Start of RECORDS

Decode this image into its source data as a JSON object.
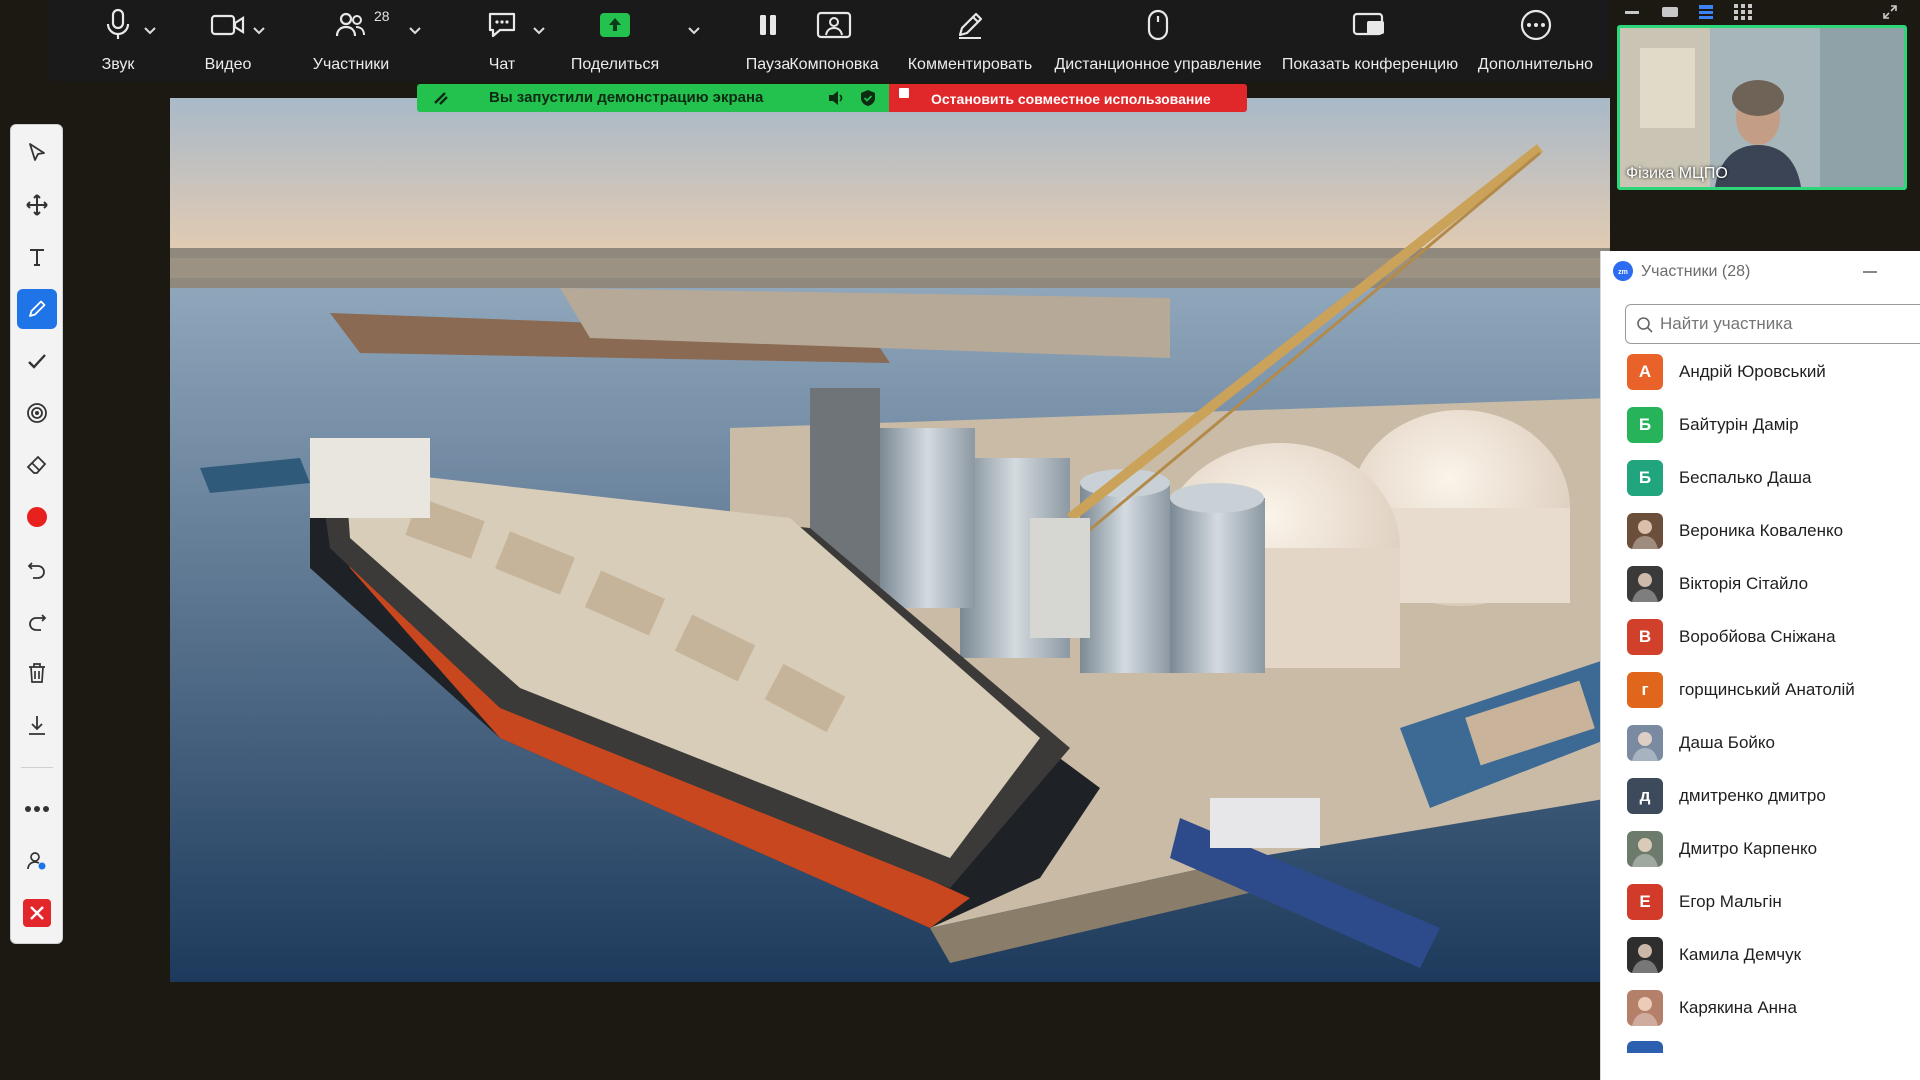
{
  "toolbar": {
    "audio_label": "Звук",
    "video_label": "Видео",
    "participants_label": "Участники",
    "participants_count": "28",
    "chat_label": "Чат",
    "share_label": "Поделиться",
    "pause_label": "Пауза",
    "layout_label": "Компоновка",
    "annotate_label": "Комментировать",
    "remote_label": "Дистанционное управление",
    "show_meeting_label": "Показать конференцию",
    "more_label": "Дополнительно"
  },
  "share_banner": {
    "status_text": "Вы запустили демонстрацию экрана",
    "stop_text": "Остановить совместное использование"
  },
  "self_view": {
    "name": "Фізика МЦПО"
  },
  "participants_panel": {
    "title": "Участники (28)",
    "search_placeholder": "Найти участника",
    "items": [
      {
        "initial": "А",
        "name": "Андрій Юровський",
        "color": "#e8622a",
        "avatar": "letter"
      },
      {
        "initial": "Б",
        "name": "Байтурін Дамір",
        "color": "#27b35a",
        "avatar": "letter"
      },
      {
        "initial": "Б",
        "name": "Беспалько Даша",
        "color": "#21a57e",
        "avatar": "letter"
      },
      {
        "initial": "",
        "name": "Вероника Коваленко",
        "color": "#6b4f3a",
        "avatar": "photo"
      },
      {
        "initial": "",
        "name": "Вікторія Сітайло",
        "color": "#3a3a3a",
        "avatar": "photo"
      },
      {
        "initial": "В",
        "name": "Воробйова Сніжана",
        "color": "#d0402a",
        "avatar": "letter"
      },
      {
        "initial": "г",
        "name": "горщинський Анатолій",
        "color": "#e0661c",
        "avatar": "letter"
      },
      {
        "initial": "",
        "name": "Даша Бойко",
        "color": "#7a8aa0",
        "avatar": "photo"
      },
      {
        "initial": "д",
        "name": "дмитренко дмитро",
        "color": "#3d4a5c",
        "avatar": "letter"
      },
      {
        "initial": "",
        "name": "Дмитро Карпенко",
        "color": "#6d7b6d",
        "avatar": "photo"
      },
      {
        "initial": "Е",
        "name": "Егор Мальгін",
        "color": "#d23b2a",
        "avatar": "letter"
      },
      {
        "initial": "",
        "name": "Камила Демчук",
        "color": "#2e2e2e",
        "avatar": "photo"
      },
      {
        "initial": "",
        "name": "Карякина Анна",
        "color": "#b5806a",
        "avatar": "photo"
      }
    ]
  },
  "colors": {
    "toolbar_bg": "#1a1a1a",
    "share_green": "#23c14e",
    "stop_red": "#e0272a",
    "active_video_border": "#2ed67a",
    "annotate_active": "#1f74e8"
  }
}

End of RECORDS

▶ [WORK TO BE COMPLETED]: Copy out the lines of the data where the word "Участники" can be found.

▶ [THE ANSWER]:
    "participants_label": "Участники",
    "title": "Участники (28)",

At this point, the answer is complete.